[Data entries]
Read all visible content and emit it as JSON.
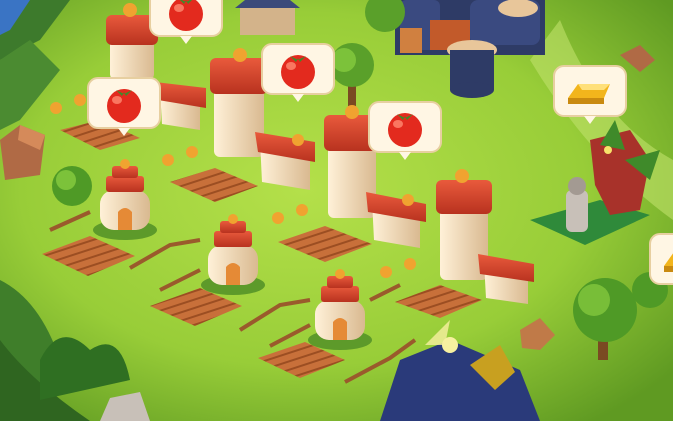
{
  "scene": {
    "colors": {
      "grass_light": "#9cd13c",
      "grass_dark": "#6aa524",
      "soil": "#c46a35",
      "roof_red": "#d9452f",
      "wall_cream": "#f3e2c6",
      "bubble_bg": "#fff6e4",
      "tomato": "#e32a1e",
      "gold": "#f2b51c"
    }
  },
  "bubbles": [
    {
      "id": "tomato-1",
      "icon": "tomato-icon"
    },
    {
      "id": "tomato-2",
      "icon": "tomato-icon"
    },
    {
      "id": "tomato-3",
      "icon": "tomato-icon"
    },
    {
      "id": "tomato-4",
      "icon": "tomato-icon"
    },
    {
      "id": "gold-1",
      "icon": "gold-bar-icon"
    },
    {
      "id": "gold-2",
      "icon": "gold-bar-icon"
    }
  ]
}
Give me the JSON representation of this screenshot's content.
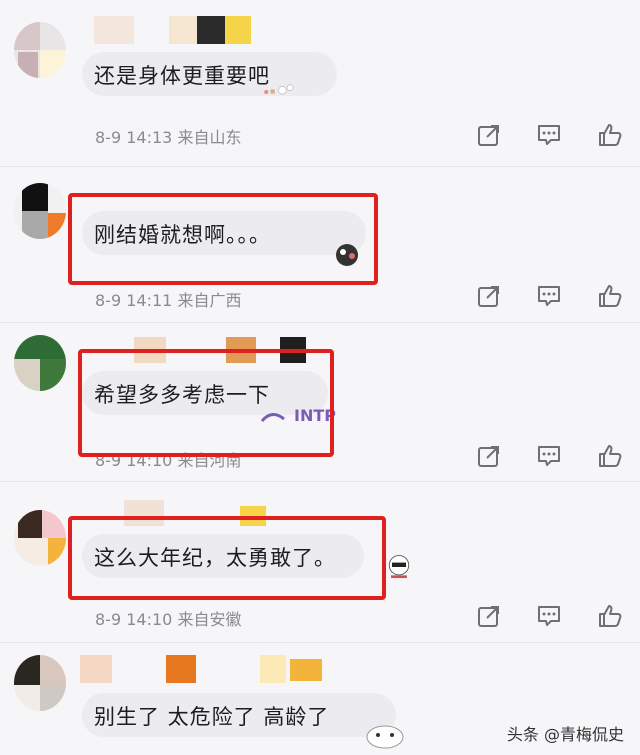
{
  "comments": [
    {
      "text": "还是身体更重要吧",
      "date": "8-9",
      "time": "14:13",
      "location": "来自山东"
    },
    {
      "text": "刚结婚就想啊。。。",
      "date": "8-9",
      "time": "14:11",
      "location": "来自广西"
    },
    {
      "text": "希望多多考虑一下",
      "date": "8-9",
      "time": "14:10",
      "location": "来自河南"
    },
    {
      "text": "这么大年纪，太勇敢了。",
      "date": "8-9",
      "time": "14:10",
      "location": "来自安徽"
    },
    {
      "text": "别生了 太危险了 高龄了"
    }
  ],
  "icons": {
    "share": "share-icon",
    "reply": "comment-icon",
    "like": "thumbs-up-icon"
  },
  "colors": {
    "highlight_box": "#e02020",
    "meta_text": "#8a8a8f",
    "icon": "#6f6f74"
  },
  "watermark": "头条 @青梅侃史"
}
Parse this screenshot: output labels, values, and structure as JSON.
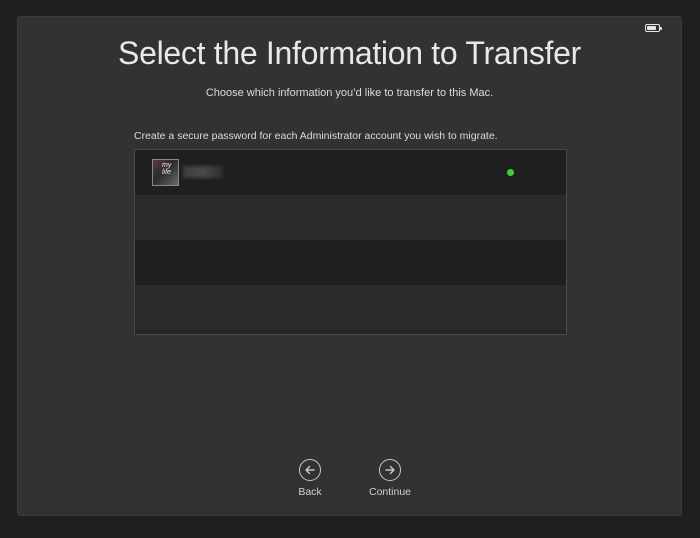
{
  "window": {
    "title": "Select the Information to Transfer",
    "subtitle": "Choose which information you’d like to transfer to this Mac.",
    "instruction": "Create a secure password for each Administrator account you wish to migrate."
  },
  "accounts": [
    {
      "avatar_text_line1": "my",
      "avatar_text_line2": "life",
      "username": "",
      "status": "green-dot"
    }
  ],
  "navigation": {
    "back_label": "Back",
    "continue_label": "Continue",
    "back_icon": "arrow-left-circle-icon",
    "continue_icon": "arrow-right-circle-icon"
  },
  "colors": {
    "status_dot": "#3fd13a",
    "window_bg": "#323232",
    "text": "#e8e8e8"
  }
}
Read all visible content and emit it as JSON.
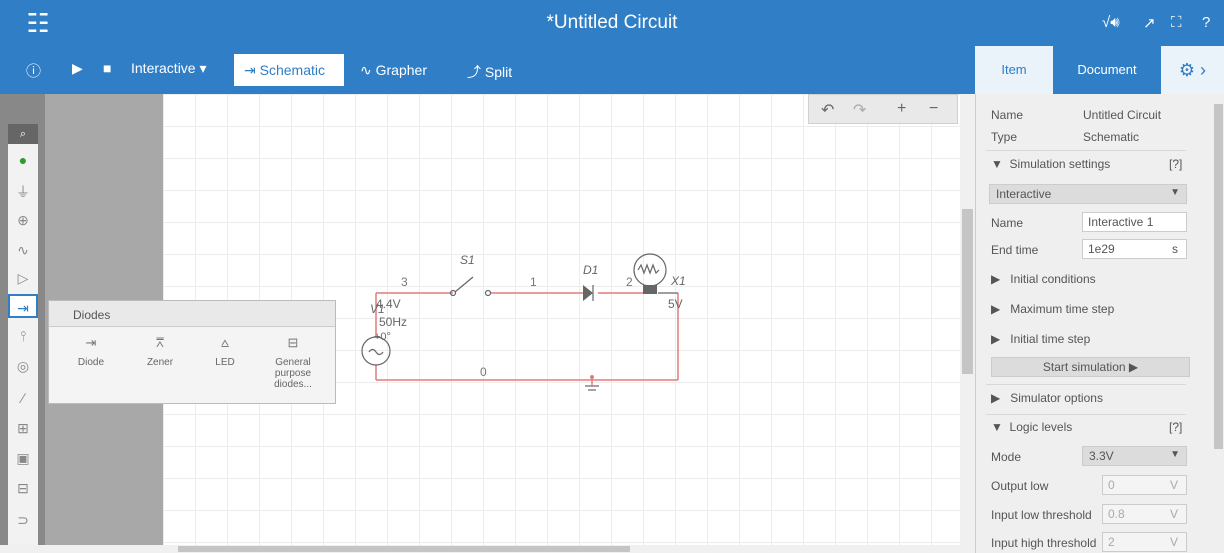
{
  "header": {
    "title": "Untitled Circuit",
    "modified_marker": "*",
    "apps_icon": "grid-icon",
    "right_icons": [
      "sqrt-sound-icon",
      "export-icon",
      "fullscreen-icon",
      "help-icon"
    ],
    "help_label": "?"
  },
  "toolbar": {
    "info_icon": "info-icon",
    "play_icon": "play-icon",
    "stop_icon": "stop-icon",
    "mode_label": "Interactive ▾",
    "tabs": [
      {
        "label": "Schematic",
        "icon": "diode-icon",
        "active": true
      },
      {
        "label": "Grapher",
        "icon": "wave-icon",
        "active": false
      },
      {
        "label": "Split",
        "icon": "split-icon",
        "active": false
      }
    ]
  },
  "right_tabs": {
    "item": "Item",
    "document": "Document",
    "gear": "⚙ ›"
  },
  "zoom_controls": {
    "undo": "↶",
    "redo": "↷",
    "zoom_in": "+",
    "zoom_out": "−"
  },
  "palette": {
    "search_icon": "search-icon",
    "items": [
      "probe-icon",
      "ground-icon",
      "source-icon",
      "resistor-icon",
      "buffer-icon",
      "diode-icon",
      "transistor-icon",
      "lamp-icon",
      "switch-icon",
      "relay-icon",
      "ic-icon",
      "logic-icon",
      "gate-icon"
    ]
  },
  "popup": {
    "title": "Diodes",
    "items": [
      {
        "label": "Diode",
        "icon": "diode-icon"
      },
      {
        "label": "Zener",
        "icon": "zener-icon"
      },
      {
        "label": "LED",
        "icon": "led-icon"
      },
      {
        "label": "General purpose diodes...",
        "icon": "diode-folder-icon"
      }
    ]
  },
  "circuit": {
    "source_name": "V1",
    "source_voltage": "4.4V",
    "source_freq": "50Hz",
    "source_phase": "+0°",
    "switch_name": "S1",
    "diode_name": "D1",
    "lamp_name": "X1",
    "lamp_rating": "5V",
    "nodes": [
      "3",
      "1",
      "2",
      "0"
    ]
  },
  "document": {
    "name_label": "Name",
    "name_value": "Untitled Circuit",
    "type_label": "Type",
    "type_value": "Schematic",
    "sim_settings": "Simulation settings",
    "help": "[?]",
    "sim_mode": "Interactive",
    "sim_name_label": "Name",
    "sim_name_value": "Interactive 1",
    "end_time_label": "End time",
    "end_time_value": "1e29",
    "end_time_unit": "s",
    "initial_conditions": "Initial conditions",
    "max_time_step": "Maximum time step",
    "initial_time_step": "Initial time step",
    "start_sim": "Start simulation ▶",
    "simulator_options": "Simulator options",
    "logic_levels": "Logic levels",
    "mode_label": "Mode",
    "mode_value": "3.3V",
    "output_low_label": "Output low",
    "output_low_value": "0",
    "unit_v": "V",
    "input_low_label": "Input low threshold",
    "input_low_value": "0.8",
    "input_high_label": "Input high threshold",
    "input_high_value": "2"
  },
  "colors": {
    "accent": "#2f7ec6",
    "wire": "#e07b7b"
  }
}
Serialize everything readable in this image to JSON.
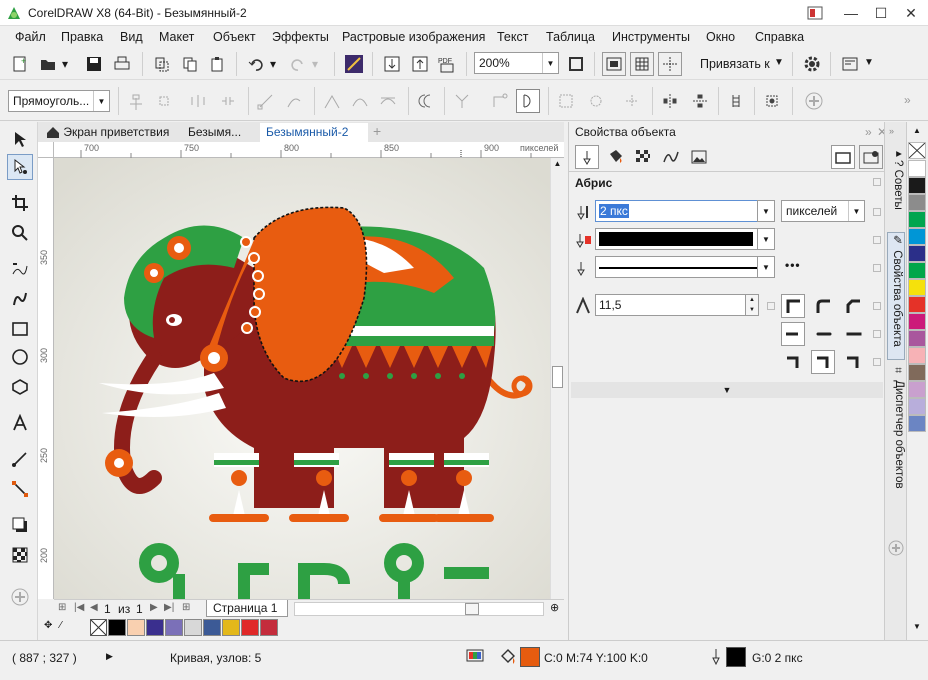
{
  "window": {
    "title": "CorelDRAW X8 (64-Bit) - Безымянный-2"
  },
  "menu": [
    "Файл",
    "Правка",
    "Вид",
    "Макет",
    "Объект",
    "Эффекты",
    "Растровые изображения",
    "Текст",
    "Таблица",
    "Инструменты",
    "Окно",
    "Справка"
  ],
  "toolbar": {
    "zoom": "200%",
    "snap_label": "Привязать к"
  },
  "propbar": {
    "shape_select": "Прямоуголь..."
  },
  "tabs": [
    "Экран приветствия",
    "Безымя...",
    "Безымянный-2"
  ],
  "ruler": {
    "h_ticks": [
      "700",
      "750",
      "800",
      "850",
      "900"
    ],
    "h_unit": "пикселей",
    "v_ticks": [
      "350",
      "300",
      "250",
      "200"
    ]
  },
  "pagenav": {
    "current": "1",
    "of": "из",
    "total": "1",
    "page_tab": "Страница 1"
  },
  "docker": {
    "title": "Свойства объекта",
    "section": "Абрис",
    "width_value": "2 пкс",
    "units_value": "пикселей",
    "miter_value": "11,5"
  },
  "sidetabs": [
    "Советы",
    "Свойства объекта",
    "Диспетчер объектов"
  ],
  "palette_colors": [
    "#ffffff",
    "#1a1a1a",
    "#8c8c8c",
    "#00a54f",
    "#0096d6",
    "#2b2f89",
    "#00a64a",
    "#f5e10c",
    "#e53228",
    "#cc1a7a",
    "#a9579d",
    "#f7b2b6",
    "#806a5b",
    "#c9a0ce",
    "#b8aedb",
    "#6b85c3"
  ],
  "doc_palette": [
    "#000000",
    "#f9d0b0",
    "#3a2f8e",
    "#7b70b8",
    "#d8d8d8",
    "#3c5a96",
    "#e3b81a",
    "#e02828",
    "#c42c3c"
  ],
  "status": {
    "coords": "( 887 ; 327 )",
    "object_info": "Кривая, узлов: 5",
    "fill_text": "C:0 M:74 Y:100 K:0",
    "fill_color": "#e65c0f",
    "outline_text": "G:0  2 пкс"
  }
}
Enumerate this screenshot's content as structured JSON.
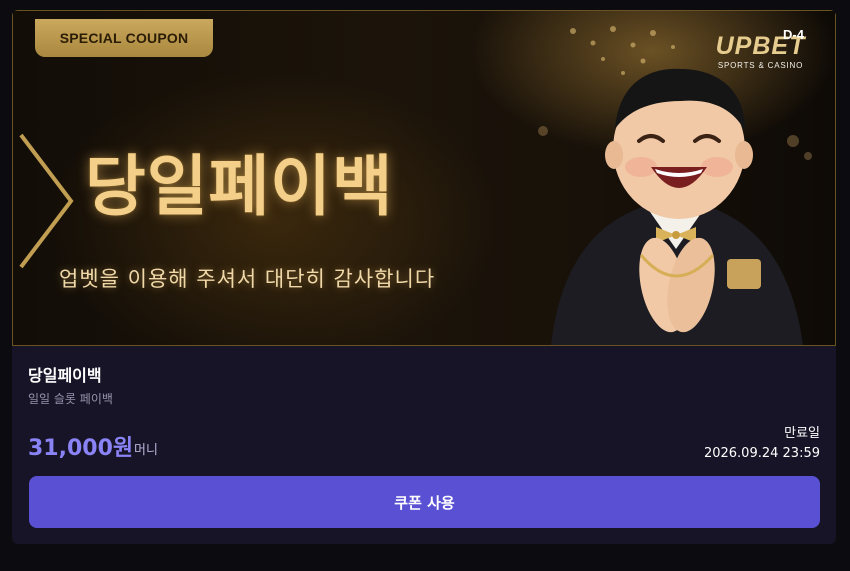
{
  "banner": {
    "badge": "SPECIAL COUPON",
    "brand_name": "UPBET",
    "brand_sub": "SPORTS & CASINO",
    "dday": "D-4",
    "headline": "당일페이백",
    "tagline": "업벳을 이용해 주셔서 대단히 감사합니다"
  },
  "coupon": {
    "title": "당일페이백",
    "subtitle": "일일 슬롯 페이백",
    "amount": "31,000원",
    "unit": "머니",
    "expiry_label": "만료일",
    "expiry_date": "2026.09.24 23:59",
    "use_button": "쿠폰 사용"
  },
  "colors": {
    "accent": "#5a50d4",
    "amount": "#8a83f5",
    "gold": "#f3cf8a",
    "card_bg": "#161426"
  }
}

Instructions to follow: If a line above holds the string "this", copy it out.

Finished exercise:
Give me the JSON representation of this screenshot's content.
Parse this screenshot: output labels, values, and structure as JSON.
    "subtitle": "Choose which information you’d like to transfer to this Mac.",
Serialize everything readable in this image to JSON.
Enumerate this screenshot's content as structured JSON.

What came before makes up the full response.